> _About this task_
The lines to copy are those with "JSON" in them. Pull each one from the entries below.

(Stored records)
------------------------
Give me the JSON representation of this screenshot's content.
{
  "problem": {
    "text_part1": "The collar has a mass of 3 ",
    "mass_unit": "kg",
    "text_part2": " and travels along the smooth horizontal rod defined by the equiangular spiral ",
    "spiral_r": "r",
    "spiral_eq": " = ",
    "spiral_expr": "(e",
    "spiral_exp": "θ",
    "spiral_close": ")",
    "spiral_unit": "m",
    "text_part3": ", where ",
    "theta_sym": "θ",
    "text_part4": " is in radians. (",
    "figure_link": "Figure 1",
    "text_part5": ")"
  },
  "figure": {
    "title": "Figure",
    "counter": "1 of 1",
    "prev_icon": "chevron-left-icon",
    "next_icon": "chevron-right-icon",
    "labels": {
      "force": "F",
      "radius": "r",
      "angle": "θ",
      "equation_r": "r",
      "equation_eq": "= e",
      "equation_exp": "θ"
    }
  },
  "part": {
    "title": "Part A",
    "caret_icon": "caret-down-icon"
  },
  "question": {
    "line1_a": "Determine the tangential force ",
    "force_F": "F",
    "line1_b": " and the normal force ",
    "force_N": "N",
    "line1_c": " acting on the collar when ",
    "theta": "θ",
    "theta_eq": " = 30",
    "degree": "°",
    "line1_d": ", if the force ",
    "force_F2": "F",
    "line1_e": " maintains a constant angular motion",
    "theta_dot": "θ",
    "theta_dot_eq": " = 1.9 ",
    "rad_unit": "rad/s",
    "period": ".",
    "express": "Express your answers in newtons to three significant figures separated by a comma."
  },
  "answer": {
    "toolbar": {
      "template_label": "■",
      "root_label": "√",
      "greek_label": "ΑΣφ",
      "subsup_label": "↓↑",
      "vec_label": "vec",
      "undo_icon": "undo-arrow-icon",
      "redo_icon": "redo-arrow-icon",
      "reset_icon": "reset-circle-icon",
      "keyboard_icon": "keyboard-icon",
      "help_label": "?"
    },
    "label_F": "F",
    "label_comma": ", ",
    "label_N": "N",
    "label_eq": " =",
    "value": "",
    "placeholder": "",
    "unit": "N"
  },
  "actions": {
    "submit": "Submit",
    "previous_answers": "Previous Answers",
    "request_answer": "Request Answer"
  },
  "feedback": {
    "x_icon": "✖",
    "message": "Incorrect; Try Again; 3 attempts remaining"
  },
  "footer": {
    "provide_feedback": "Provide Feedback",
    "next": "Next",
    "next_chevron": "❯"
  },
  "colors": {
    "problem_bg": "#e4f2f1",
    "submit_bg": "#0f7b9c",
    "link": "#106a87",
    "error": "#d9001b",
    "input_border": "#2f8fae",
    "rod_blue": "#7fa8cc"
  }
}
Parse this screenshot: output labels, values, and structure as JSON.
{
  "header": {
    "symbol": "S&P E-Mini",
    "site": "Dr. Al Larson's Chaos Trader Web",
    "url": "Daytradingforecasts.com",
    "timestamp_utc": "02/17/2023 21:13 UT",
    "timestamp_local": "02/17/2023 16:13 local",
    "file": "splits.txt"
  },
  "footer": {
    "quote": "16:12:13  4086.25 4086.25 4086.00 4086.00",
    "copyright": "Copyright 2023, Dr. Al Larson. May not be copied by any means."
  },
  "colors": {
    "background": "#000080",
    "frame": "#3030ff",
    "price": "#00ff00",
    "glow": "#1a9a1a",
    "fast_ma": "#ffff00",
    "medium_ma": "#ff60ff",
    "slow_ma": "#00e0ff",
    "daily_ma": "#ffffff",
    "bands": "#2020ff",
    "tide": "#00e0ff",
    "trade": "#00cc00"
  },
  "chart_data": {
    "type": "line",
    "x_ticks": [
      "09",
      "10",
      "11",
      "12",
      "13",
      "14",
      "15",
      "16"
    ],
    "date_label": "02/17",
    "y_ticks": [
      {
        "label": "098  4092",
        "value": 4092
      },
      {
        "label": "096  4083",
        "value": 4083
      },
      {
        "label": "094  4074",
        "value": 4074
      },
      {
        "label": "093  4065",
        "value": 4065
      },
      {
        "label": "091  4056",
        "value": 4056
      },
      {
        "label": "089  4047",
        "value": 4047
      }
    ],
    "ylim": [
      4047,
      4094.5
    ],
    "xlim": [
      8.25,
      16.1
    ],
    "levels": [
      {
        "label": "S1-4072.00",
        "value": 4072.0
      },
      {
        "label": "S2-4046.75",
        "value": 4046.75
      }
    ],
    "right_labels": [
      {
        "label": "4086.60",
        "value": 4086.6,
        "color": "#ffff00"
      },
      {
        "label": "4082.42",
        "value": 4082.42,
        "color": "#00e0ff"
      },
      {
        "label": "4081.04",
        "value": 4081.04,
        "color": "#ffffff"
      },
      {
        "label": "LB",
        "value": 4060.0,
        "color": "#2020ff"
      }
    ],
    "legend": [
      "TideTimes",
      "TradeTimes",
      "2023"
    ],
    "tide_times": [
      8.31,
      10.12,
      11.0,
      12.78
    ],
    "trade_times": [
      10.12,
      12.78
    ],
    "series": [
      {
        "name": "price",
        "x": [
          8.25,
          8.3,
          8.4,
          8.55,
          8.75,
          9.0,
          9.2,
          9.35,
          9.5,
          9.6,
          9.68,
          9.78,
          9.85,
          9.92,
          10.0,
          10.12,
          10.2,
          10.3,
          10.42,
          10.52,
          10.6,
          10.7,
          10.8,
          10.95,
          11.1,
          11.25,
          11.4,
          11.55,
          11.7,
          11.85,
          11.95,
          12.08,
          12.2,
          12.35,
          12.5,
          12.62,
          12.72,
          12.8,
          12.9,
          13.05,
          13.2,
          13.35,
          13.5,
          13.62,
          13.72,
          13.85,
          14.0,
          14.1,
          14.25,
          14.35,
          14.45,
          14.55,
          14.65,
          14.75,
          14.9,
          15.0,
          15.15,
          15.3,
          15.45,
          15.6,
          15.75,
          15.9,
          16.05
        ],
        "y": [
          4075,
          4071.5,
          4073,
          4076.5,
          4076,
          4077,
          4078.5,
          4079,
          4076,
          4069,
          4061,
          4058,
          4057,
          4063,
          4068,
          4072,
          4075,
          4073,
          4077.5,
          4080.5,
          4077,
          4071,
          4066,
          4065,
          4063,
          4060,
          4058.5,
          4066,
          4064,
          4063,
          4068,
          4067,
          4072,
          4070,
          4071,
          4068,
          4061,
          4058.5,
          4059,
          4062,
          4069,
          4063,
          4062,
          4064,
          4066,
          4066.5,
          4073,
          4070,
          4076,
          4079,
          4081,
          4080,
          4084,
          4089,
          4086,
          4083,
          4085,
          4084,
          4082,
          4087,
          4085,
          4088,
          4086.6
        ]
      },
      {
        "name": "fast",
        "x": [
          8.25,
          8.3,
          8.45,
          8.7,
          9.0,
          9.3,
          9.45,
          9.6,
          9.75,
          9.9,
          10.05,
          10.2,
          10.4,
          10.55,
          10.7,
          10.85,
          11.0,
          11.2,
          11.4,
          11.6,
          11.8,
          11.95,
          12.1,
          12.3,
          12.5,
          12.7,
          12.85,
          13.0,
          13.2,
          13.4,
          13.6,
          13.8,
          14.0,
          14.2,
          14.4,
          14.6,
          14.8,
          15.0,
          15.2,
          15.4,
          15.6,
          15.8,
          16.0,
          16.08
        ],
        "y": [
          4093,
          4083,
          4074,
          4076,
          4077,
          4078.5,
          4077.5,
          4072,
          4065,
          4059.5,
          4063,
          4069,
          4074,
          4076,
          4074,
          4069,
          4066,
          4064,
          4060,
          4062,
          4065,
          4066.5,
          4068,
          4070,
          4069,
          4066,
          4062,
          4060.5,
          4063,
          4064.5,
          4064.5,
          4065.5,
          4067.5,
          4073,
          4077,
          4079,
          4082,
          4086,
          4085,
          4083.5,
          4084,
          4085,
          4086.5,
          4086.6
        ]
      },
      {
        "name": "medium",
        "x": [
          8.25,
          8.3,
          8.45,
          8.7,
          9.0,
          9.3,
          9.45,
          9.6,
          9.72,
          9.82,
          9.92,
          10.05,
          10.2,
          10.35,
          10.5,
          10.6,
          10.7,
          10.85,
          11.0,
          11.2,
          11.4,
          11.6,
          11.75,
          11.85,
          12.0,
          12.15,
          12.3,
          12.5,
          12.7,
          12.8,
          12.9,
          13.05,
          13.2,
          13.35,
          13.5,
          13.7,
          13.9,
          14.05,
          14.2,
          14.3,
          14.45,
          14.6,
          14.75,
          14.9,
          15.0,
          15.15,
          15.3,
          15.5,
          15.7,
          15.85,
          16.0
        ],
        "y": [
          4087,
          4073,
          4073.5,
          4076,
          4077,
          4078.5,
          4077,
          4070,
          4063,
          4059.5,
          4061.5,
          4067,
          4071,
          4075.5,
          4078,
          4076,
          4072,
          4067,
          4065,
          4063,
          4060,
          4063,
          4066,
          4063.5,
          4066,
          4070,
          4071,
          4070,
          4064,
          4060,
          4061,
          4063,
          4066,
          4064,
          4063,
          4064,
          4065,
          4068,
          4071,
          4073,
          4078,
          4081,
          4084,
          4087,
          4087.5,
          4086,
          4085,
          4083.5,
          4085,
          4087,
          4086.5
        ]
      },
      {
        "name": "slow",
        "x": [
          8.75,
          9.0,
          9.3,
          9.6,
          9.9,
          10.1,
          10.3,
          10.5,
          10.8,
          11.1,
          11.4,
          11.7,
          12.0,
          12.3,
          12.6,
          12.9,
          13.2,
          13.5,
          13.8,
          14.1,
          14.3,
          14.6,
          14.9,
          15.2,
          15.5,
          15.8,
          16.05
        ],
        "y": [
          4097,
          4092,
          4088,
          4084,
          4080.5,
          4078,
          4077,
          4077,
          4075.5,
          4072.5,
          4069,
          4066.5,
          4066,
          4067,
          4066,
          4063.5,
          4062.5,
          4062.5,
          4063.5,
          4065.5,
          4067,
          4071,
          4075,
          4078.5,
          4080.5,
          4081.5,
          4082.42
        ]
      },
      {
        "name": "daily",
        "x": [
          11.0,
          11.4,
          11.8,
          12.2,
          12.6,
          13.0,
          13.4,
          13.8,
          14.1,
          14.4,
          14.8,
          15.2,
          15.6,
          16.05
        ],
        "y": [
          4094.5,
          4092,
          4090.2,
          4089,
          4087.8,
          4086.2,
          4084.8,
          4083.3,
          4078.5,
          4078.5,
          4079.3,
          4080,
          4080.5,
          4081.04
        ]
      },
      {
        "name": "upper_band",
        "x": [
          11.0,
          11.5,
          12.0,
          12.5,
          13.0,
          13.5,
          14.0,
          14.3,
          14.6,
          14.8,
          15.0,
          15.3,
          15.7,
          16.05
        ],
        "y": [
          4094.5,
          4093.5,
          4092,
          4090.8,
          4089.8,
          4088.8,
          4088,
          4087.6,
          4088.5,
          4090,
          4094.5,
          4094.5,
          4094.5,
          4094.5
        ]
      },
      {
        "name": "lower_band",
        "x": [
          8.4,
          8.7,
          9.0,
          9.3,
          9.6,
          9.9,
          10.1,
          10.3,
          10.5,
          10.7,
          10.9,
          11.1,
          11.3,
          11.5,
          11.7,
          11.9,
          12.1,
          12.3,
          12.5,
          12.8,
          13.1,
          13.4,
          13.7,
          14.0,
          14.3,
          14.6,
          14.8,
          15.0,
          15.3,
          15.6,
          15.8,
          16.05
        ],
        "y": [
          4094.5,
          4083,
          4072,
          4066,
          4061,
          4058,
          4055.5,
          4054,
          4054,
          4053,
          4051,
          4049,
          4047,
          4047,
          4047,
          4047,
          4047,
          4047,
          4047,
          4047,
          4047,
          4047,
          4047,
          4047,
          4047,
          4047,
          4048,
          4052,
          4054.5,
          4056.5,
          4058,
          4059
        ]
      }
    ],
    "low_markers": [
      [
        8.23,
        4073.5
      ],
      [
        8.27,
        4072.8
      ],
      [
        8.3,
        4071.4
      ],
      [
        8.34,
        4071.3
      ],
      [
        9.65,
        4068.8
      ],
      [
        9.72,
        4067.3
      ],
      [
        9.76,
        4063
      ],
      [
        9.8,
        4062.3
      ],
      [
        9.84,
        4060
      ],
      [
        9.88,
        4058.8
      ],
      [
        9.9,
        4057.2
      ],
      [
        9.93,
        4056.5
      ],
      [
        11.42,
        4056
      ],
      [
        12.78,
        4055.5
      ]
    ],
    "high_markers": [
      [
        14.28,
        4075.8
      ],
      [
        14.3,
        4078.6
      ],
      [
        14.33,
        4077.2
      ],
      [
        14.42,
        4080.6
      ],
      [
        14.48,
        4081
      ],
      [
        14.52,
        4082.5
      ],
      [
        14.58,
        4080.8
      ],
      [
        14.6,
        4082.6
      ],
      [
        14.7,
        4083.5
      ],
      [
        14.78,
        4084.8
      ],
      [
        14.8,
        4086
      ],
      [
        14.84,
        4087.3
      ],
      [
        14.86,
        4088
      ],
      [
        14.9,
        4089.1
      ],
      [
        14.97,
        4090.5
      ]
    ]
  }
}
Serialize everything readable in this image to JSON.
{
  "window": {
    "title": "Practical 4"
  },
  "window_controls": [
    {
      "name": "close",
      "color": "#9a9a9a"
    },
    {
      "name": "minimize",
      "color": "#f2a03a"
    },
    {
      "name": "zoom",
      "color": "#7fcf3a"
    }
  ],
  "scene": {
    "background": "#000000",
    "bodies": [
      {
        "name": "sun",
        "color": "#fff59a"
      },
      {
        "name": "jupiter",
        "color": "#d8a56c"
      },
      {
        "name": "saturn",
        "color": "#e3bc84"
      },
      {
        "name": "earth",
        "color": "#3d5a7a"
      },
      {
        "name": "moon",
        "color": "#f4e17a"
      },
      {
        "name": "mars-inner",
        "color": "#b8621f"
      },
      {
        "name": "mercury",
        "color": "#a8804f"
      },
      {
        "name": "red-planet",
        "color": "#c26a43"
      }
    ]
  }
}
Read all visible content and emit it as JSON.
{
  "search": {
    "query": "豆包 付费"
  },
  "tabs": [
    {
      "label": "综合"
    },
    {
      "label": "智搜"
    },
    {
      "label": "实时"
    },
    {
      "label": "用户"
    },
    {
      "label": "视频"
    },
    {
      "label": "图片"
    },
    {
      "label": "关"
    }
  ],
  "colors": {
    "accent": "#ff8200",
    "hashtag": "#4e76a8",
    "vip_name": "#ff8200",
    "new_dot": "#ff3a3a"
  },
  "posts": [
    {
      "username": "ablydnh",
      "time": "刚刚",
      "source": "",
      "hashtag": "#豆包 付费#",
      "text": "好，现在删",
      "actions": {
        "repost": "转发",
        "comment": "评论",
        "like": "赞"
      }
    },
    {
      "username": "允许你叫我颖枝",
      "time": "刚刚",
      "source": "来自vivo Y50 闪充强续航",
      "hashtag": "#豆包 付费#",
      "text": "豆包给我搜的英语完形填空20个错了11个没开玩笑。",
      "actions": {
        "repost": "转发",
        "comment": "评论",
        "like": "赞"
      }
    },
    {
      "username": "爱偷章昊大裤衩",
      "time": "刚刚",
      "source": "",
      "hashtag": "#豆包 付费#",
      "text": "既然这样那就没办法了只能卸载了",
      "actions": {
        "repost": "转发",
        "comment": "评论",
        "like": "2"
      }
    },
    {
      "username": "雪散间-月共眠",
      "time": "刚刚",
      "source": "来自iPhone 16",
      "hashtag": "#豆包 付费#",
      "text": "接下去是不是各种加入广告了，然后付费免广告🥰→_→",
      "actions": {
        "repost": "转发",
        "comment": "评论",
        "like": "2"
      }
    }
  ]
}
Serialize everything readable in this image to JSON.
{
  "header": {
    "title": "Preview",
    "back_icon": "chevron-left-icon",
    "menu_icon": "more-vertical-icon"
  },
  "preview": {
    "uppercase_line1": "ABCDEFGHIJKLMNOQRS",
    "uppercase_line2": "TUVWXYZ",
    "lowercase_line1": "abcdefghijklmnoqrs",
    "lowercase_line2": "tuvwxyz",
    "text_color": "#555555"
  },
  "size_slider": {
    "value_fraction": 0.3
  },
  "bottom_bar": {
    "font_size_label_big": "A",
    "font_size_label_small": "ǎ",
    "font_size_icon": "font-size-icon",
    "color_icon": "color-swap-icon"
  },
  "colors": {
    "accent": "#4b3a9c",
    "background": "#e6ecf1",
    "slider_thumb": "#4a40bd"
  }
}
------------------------
> _Expected answer_
Give me the JSON representation of this screenshot's content.
Parse this screenshot: output labels, values, and structure as JSON.
Serialize everything readable in this image to JSON.
Read all visible content and emit it as JSON.
Serialize everything readable in this image to JSON.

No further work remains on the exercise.